Pensions are not very common in today’s workplace. That means that your retirement is up to you and how much you put into it. As with every investment strategy, it may be a good idea to talk to a Registered Investment Advisor and a tax professional before making decisions regarding fund allocation.

  • 401(k)s: The government allows individuals to contribute a certain amount of money to a 401(k) every year. Traditional 401(k)s utilize pre-tax funds while Roth 401(k)s use post-tax ones. That means that each option has different tax implications upon distribution. Additionally, check with your employer to see if they match your contributions; it may be an excellent way to invest “free” money.
  • Employee Stock Purchase Plans (ESPP): ESPPs can be great investments. Before buying company stock through and ESPP, though, see what kind of restrictions there could be on buying/selling shares and what the potential tax implications the stock sale would produce.
  • Pensions: If your employer offers a pension, you will probably have to choose between a single-life annuity or a joint-and-survivor annuity. You may want to discuss both scenarios with your financial advisor before making a selection.


Other Benefits

Every employer has different benefits. Some may go beyond the standard healthcare and retirement benefits to offer things like elder care, wellness benefits, and critical illness insurance. Contact your HR representative to ensure that you know all of your options.


The opinions voiced in this material are for informational purposes only and are not intended to provide specific advice to any individual. This information is not intended to be a substitute for individualized tax, investment, or legal advice. We suggest that you discuss your specific situation with a qualified professional.

As a Registered Investment Advisor (RIA), Partnership Wealth Management is committed to providing our clients with financial planning and wealth management services to help them make the most of their investments. At Partnership Wealth Management, we have a long history of working with the LGBT community.
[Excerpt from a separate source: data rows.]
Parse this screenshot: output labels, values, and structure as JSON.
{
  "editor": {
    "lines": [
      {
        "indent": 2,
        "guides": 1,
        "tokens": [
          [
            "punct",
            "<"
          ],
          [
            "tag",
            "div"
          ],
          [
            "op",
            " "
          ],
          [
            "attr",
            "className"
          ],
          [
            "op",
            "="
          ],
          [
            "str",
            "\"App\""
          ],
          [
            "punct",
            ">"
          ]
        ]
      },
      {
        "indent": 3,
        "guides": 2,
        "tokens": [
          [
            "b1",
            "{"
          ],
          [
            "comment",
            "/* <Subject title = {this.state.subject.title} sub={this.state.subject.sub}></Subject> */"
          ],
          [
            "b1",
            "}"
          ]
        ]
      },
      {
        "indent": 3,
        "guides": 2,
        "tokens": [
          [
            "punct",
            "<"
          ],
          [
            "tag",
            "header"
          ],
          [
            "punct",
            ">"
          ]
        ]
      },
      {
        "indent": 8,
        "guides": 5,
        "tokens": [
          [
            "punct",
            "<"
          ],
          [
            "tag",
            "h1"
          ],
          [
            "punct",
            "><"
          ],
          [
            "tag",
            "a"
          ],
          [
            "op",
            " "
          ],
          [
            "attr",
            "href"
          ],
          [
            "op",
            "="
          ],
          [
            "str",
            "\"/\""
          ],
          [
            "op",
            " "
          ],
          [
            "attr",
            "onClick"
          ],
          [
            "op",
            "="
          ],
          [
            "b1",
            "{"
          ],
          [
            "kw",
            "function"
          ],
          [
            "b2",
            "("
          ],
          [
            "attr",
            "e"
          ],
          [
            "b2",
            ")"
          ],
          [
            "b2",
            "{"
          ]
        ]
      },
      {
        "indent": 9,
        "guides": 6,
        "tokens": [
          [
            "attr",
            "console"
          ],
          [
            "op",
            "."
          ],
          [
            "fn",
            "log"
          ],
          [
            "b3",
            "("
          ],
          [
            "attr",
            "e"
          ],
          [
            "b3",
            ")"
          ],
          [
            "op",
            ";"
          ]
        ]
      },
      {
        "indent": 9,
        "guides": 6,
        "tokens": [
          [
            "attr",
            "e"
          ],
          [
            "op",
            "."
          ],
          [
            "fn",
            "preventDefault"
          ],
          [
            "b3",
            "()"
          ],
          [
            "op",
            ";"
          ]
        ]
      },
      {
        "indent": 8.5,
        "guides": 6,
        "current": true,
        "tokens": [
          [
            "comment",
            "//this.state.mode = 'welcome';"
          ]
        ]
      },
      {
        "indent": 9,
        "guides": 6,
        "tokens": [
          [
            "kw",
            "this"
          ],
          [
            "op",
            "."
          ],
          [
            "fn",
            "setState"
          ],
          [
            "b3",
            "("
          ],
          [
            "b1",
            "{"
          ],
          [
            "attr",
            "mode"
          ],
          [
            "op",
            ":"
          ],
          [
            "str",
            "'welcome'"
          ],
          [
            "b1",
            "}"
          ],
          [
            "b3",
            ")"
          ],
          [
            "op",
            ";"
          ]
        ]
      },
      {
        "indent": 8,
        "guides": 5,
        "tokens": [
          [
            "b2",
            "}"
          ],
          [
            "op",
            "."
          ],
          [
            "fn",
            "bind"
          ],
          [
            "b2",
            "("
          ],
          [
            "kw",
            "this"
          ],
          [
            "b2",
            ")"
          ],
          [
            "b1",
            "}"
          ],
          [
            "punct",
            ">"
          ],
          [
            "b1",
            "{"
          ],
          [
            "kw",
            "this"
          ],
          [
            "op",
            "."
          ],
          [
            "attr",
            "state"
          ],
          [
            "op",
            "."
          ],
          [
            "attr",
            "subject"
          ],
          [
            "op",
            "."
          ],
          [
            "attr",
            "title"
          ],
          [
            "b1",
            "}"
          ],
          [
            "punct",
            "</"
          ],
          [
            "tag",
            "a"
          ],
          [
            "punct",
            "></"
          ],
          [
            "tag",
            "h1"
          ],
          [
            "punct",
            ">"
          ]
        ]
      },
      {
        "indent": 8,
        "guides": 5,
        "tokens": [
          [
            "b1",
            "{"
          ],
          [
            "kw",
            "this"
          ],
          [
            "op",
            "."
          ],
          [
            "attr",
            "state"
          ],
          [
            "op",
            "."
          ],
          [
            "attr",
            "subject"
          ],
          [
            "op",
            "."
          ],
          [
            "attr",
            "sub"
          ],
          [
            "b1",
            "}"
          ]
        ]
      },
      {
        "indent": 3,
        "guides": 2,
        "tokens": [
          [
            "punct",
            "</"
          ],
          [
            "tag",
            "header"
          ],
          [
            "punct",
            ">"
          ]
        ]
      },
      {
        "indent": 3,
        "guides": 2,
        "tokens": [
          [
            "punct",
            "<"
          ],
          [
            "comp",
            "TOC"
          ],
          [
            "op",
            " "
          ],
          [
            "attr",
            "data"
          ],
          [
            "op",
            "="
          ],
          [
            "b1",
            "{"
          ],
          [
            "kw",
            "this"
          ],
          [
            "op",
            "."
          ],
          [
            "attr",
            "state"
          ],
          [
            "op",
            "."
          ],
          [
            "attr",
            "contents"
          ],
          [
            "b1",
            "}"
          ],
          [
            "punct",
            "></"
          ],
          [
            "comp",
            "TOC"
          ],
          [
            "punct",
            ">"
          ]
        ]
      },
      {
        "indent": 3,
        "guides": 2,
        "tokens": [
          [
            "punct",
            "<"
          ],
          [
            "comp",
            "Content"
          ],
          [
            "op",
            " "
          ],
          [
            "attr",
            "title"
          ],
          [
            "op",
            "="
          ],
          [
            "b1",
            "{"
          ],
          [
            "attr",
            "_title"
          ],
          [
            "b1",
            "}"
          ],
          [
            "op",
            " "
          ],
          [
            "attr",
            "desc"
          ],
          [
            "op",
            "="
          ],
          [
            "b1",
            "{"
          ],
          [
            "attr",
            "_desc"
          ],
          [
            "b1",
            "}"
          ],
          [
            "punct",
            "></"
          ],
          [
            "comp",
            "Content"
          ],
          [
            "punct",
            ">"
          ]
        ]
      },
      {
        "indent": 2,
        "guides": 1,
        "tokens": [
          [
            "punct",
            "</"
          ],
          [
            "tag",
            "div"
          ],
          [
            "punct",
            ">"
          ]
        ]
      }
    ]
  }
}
Among the many services we offer are financial planning and estate planning strategies for gay and lesbian couples. Financial planning is an important part of preparing for the future; contact us today to get started: